▶ [Your objective]: Exact copy, no pictures: return all the records as they stand.

▶ [The input]:
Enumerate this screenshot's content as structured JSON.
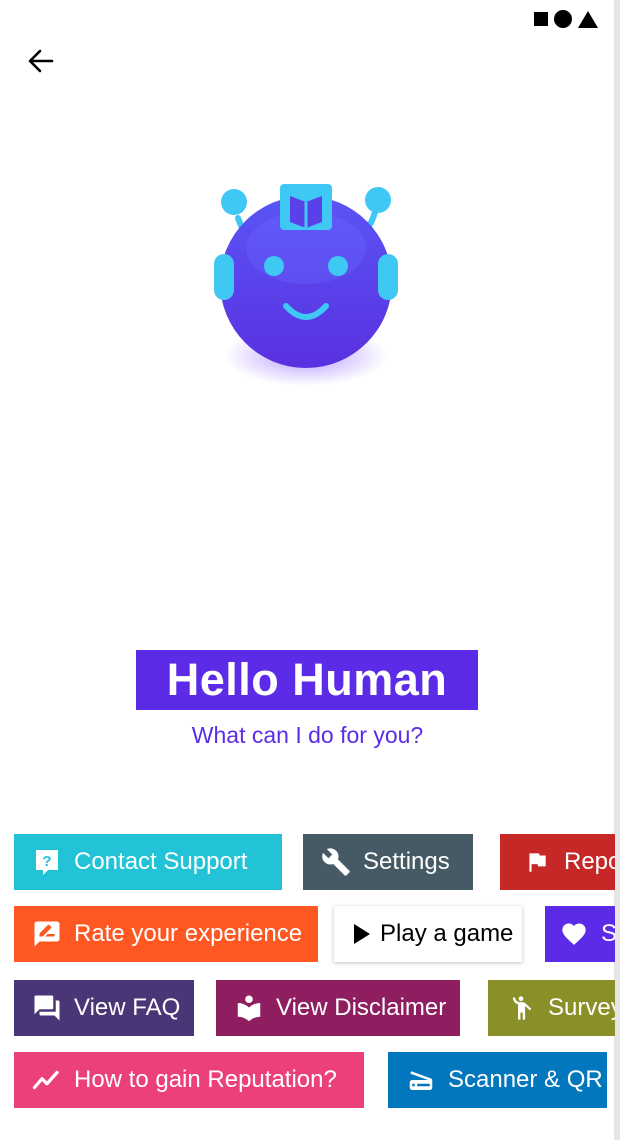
{
  "header": {
    "back_icon": "arrow-left-icon",
    "status_icons": [
      "square-icon",
      "circle-icon",
      "triangle-icon"
    ]
  },
  "hero": {
    "robot_icon": "robot-mascot",
    "title": "Hello Human",
    "subtitle": "What can I do for you?"
  },
  "colors": {
    "accent": "#5b2be8",
    "robot_body": "#5a3cf0",
    "robot_accent": "#40c8f5"
  },
  "actions": [
    {
      "label": "Contact Support",
      "icon": "help-icon",
      "color": "#22c3d6"
    },
    {
      "label": "Settings",
      "icon": "wrench-icon",
      "color": "#455a64"
    },
    {
      "label": "Repo",
      "icon": "flag-icon",
      "color": "#c62828"
    },
    {
      "label": "Rate your experience",
      "icon": "rate-icon",
      "color": "#ff5722"
    },
    {
      "label": "Play a game",
      "icon": "play-icon",
      "color": "#ffffff"
    },
    {
      "label": "S",
      "icon": "heart-icon",
      "color": "#5b2be8"
    },
    {
      "label": "View FAQ",
      "icon": "forum-icon",
      "color": "#4a3577"
    },
    {
      "label": "View Disclaimer",
      "icon": "book-icon",
      "color": "#8e1e60"
    },
    {
      "label": "Survey",
      "icon": "person-icon",
      "color": "#8a8f27"
    },
    {
      "label": "How to gain Reputation?",
      "icon": "trending-up-icon",
      "color": "#ec407a"
    },
    {
      "label": "Scanner & QR",
      "icon": "scanner-icon",
      "color": "#0277bd"
    }
  ]
}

▶ [The completed task]:
Enumerate this screenshot's content as structured JSON.
{
  "header": {
    "back_icon": "arrow-left-icon",
    "status_icons": [
      "square-icon",
      "circle-icon",
      "triangle-icon"
    ]
  },
  "hero": {
    "robot_icon": "robot-mascot",
    "title": "Hello Human",
    "subtitle": "What can I do for you?"
  },
  "colors": {
    "accent": "#5b2be8",
    "robot_body": "#5a3cf0",
    "robot_accent": "#40c8f5"
  },
  "actions": [
    {
      "label": "Contact Support",
      "icon": "help-icon",
      "color": "#22c3d6"
    },
    {
      "label": "Settings",
      "icon": "wrench-icon",
      "color": "#455a64"
    },
    {
      "label": "Repo",
      "icon": "flag-icon",
      "color": "#c62828"
    },
    {
      "label": "Rate your experience",
      "icon": "rate-icon",
      "color": "#ff5722"
    },
    {
      "label": "Play a game",
      "icon": "play-icon",
      "color": "#ffffff"
    },
    {
      "label": "S",
      "icon": "heart-icon",
      "color": "#5b2be8"
    },
    {
      "label": "View FAQ",
      "icon": "forum-icon",
      "color": "#4a3577"
    },
    {
      "label": "View Disclaimer",
      "icon": "book-icon",
      "color": "#8e1e60"
    },
    {
      "label": "Survey",
      "icon": "person-icon",
      "color": "#8a8f27"
    },
    {
      "label": "How to gain Reputation?",
      "icon": "trending-up-icon",
      "color": "#ec407a"
    },
    {
      "label": "Scanner & QR",
      "icon": "scanner-icon",
      "color": "#0277bd"
    }
  ]
}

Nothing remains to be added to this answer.